## Aim of the task:
Pick out each line of the records in which the word "rest" appears.

[[ Entries provided open ]]

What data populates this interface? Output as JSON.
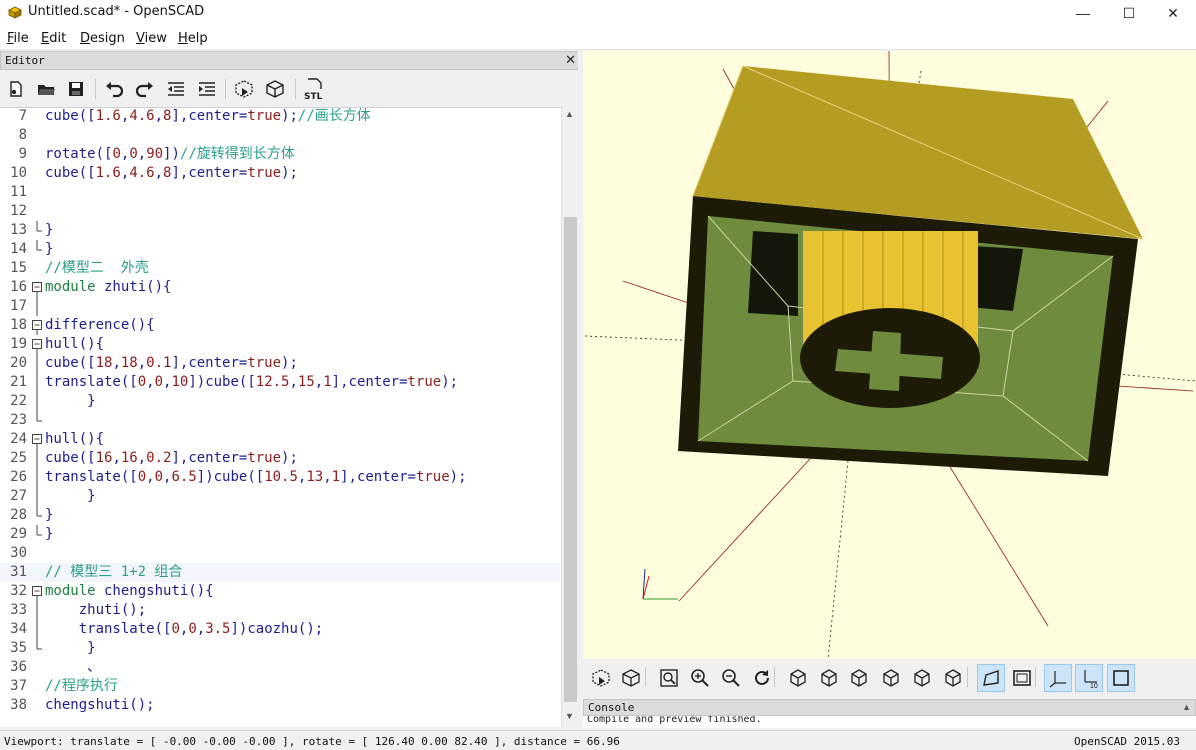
{
  "window": {
    "title": "Untitled.scad* - OpenSCAD",
    "minimize": "—",
    "maximize": "☐",
    "close": "✕"
  },
  "menu": [
    {
      "first": "F",
      "rest": "ile"
    },
    {
      "first": "E",
      "rest": "dit"
    },
    {
      "first": "D",
      "rest": "esign"
    },
    {
      "first": "V",
      "rest": "iew"
    },
    {
      "first": "H",
      "rest": "elp"
    }
  ],
  "editor": {
    "header": "Editor",
    "close": "✕",
    "toolbar": [
      "new-file-icon",
      "open-file-icon",
      "save-icon",
      "undo-icon",
      "redo-icon",
      "unindent-icon",
      "indent-icon",
      "preview-icon",
      "render-icon",
      "export-stl-icon"
    ],
    "stl_label": "STL",
    "lines": [
      {
        "n": "7",
        "fold": "",
        "segs": [
          [
            "bi",
            "cube"
          ],
          [
            "txt",
            "(["
          ],
          [
            "num",
            "1.6"
          ],
          [
            "txt",
            ","
          ],
          [
            "num",
            "4.6"
          ],
          [
            "txt",
            ","
          ],
          [
            "num",
            "8"
          ],
          [
            "txt",
            "],center="
          ],
          [
            "tk",
            "true"
          ],
          [
            "txt",
            ");"
          ],
          [
            "com",
            "//画长方体"
          ]
        ]
      },
      {
        "n": "8",
        "fold": "",
        "segs": []
      },
      {
        "n": "9",
        "fold": "",
        "segs": [
          [
            "bi",
            "rotate"
          ],
          [
            "txt",
            "(["
          ],
          [
            "num",
            "0"
          ],
          [
            "txt",
            ","
          ],
          [
            "num",
            "0"
          ],
          [
            "txt",
            ","
          ],
          [
            "num",
            "90"
          ],
          [
            "txt",
            "])"
          ],
          [
            "com",
            "//旋转得到长方体"
          ]
        ]
      },
      {
        "n": "10",
        "fold": "",
        "segs": [
          [
            "bi",
            "cube"
          ],
          [
            "txt",
            "(["
          ],
          [
            "num",
            "1.6"
          ],
          [
            "txt",
            ","
          ],
          [
            "num",
            "4.6"
          ],
          [
            "txt",
            ","
          ],
          [
            "num",
            "8"
          ],
          [
            "txt",
            "],center="
          ],
          [
            "tk",
            "true"
          ],
          [
            "txt",
            ");"
          ]
        ]
      },
      {
        "n": "11",
        "fold": "",
        "segs": []
      },
      {
        "n": "12",
        "fold": "",
        "segs": []
      },
      {
        "n": "13",
        "fold": "end",
        "segs": [
          [
            "txt",
            "}"
          ]
        ]
      },
      {
        "n": "14",
        "fold": "end",
        "segs": [
          [
            "txt",
            "}"
          ]
        ]
      },
      {
        "n": "15",
        "fold": "",
        "segs": [
          [
            "com",
            "//模型二  外壳"
          ]
        ]
      },
      {
        "n": "16",
        "fold": "start",
        "segs": [
          [
            "kw",
            "module"
          ],
          [
            "txt",
            " zhuti(){"
          ]
        ]
      },
      {
        "n": "17",
        "fold": "line",
        "segs": []
      },
      {
        "n": "18",
        "fold": "start",
        "segs": [
          [
            "bi",
            "difference"
          ],
          [
            "txt",
            "(){"
          ]
        ]
      },
      {
        "n": "19",
        "fold": "start",
        "segs": [
          [
            "bi",
            "hull"
          ],
          [
            "txt",
            "(){"
          ]
        ]
      },
      {
        "n": "20",
        "fold": "line",
        "segs": [
          [
            "bi",
            "cube"
          ],
          [
            "txt",
            "(["
          ],
          [
            "num",
            "18"
          ],
          [
            "txt",
            ","
          ],
          [
            "num",
            "18"
          ],
          [
            "txt",
            ","
          ],
          [
            "num",
            "0.1"
          ],
          [
            "txt",
            "],center="
          ],
          [
            "tk",
            "true"
          ],
          [
            "txt",
            ");"
          ]
        ]
      },
      {
        "n": "21",
        "fold": "line",
        "segs": [
          [
            "bi",
            "translate"
          ],
          [
            "txt",
            "(["
          ],
          [
            "num",
            "0"
          ],
          [
            "txt",
            ","
          ],
          [
            "num",
            "0"
          ],
          [
            "txt",
            ","
          ],
          [
            "num",
            "10"
          ],
          [
            "txt",
            "])"
          ],
          [
            "bi",
            "cube"
          ],
          [
            "txt",
            "(["
          ],
          [
            "num",
            "12.5"
          ],
          [
            "txt",
            ","
          ],
          [
            "num",
            "15"
          ],
          [
            "txt",
            ","
          ],
          [
            "num",
            "1"
          ],
          [
            "txt",
            "],center="
          ],
          [
            "tk",
            "true"
          ],
          [
            "txt",
            ");"
          ]
        ]
      },
      {
        "n": "22",
        "fold": "line",
        "segs": [
          [
            "txt",
            "     }"
          ]
        ]
      },
      {
        "n": "23",
        "fold": "end",
        "segs": []
      },
      {
        "n": "24",
        "fold": "start",
        "segs": [
          [
            "bi",
            "hull"
          ],
          [
            "txt",
            "(){"
          ]
        ]
      },
      {
        "n": "25",
        "fold": "line",
        "segs": [
          [
            "bi",
            "cube"
          ],
          [
            "txt",
            "(["
          ],
          [
            "num",
            "16"
          ],
          [
            "txt",
            ","
          ],
          [
            "num",
            "16"
          ],
          [
            "txt",
            ","
          ],
          [
            "num",
            "0.2"
          ],
          [
            "txt",
            "],center="
          ],
          [
            "tk",
            "true"
          ],
          [
            "txt",
            ");"
          ]
        ]
      },
      {
        "n": "26",
        "fold": "line",
        "segs": [
          [
            "bi",
            "translate"
          ],
          [
            "txt",
            "(["
          ],
          [
            "num",
            "0"
          ],
          [
            "txt",
            ","
          ],
          [
            "num",
            "0"
          ],
          [
            "txt",
            ","
          ],
          [
            "num",
            "6.5"
          ],
          [
            "txt",
            "])"
          ],
          [
            "bi",
            "cube"
          ],
          [
            "txt",
            "(["
          ],
          [
            "num",
            "10.5"
          ],
          [
            "txt",
            ","
          ],
          [
            "num",
            "13"
          ],
          [
            "txt",
            ","
          ],
          [
            "num",
            "1"
          ],
          [
            "txt",
            "],center="
          ],
          [
            "tk",
            "true"
          ],
          [
            "txt",
            ");"
          ]
        ]
      },
      {
        "n": "27",
        "fold": "line",
        "segs": [
          [
            "txt",
            "     }"
          ]
        ]
      },
      {
        "n": "28",
        "fold": "end",
        "segs": [
          [
            "txt",
            "}"
          ]
        ]
      },
      {
        "n": "29",
        "fold": "end",
        "segs": [
          [
            "txt",
            "}"
          ]
        ]
      },
      {
        "n": "30",
        "fold": "",
        "segs": []
      },
      {
        "n": "31",
        "fold": "",
        "current": true,
        "segs": [
          [
            "com",
            "// 模型三 1+2 组合"
          ]
        ]
      },
      {
        "n": "32",
        "fold": "start",
        "segs": [
          [
            "kw",
            "module"
          ],
          [
            "txt",
            " chengshuti(){"
          ]
        ]
      },
      {
        "n": "33",
        "fold": "line",
        "segs": [
          [
            "txt",
            "    zhuti();"
          ]
        ]
      },
      {
        "n": "34",
        "fold": "line",
        "segs": [
          [
            "txt",
            "    "
          ],
          [
            "bi",
            "translate"
          ],
          [
            "txt",
            "(["
          ],
          [
            "num",
            "0"
          ],
          [
            "txt",
            ","
          ],
          [
            "num",
            "0"
          ],
          [
            "txt",
            ","
          ],
          [
            "num",
            "3.5"
          ],
          [
            "txt",
            "])caozhu();"
          ]
        ]
      },
      {
        "n": "35",
        "fold": "end",
        "segs": [
          [
            "txt",
            "     }"
          ]
        ]
      },
      {
        "n": "36",
        "fold": "",
        "segs": [
          [
            "txt",
            "     、"
          ]
        ]
      },
      {
        "n": "37",
        "fold": "",
        "segs": [
          [
            "com",
            "//程序执行"
          ]
        ]
      },
      {
        "n": "38",
        "fold": "",
        "segs": [
          [
            "txt",
            "chengshuti();"
          ]
        ]
      }
    ]
  },
  "view_toolbar": [
    "preview-icon",
    "render-icon",
    "view-all-icon",
    "zoom-in-icon",
    "zoom-out-icon",
    "reset-view-icon",
    "view-right-icon",
    "view-top-icon",
    "view-bottom-icon",
    "view-left-icon",
    "view-front-icon",
    "view-back-icon",
    "perspective-icon",
    "orthogonal-icon",
    "show-axes-icon",
    "show-scale-markers-icon",
    "show-edges-icon"
  ],
  "console": {
    "header": "Console",
    "message": "Compile and preview finished."
  },
  "status": {
    "viewport": "Viewport: translate = [ -0.00 -0.00 -0.00 ], rotate = [ 126.40 0.00 82.40 ], distance = 66.96",
    "version": "OpenSCAD 2015.03"
  },
  "colors": {
    "viewport_bg": "#fefdde",
    "top_face": "#b59d24",
    "frame": "#1d1a08",
    "inner_green": "#6f8c3e",
    "cylinder": "#e8c230"
  }
}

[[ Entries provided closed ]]

## Solution for this problem:
      "rest": "ile"
      "rest": "dit"
      "rest": "esign"
      "rest": "iew"
      "rest": "elp"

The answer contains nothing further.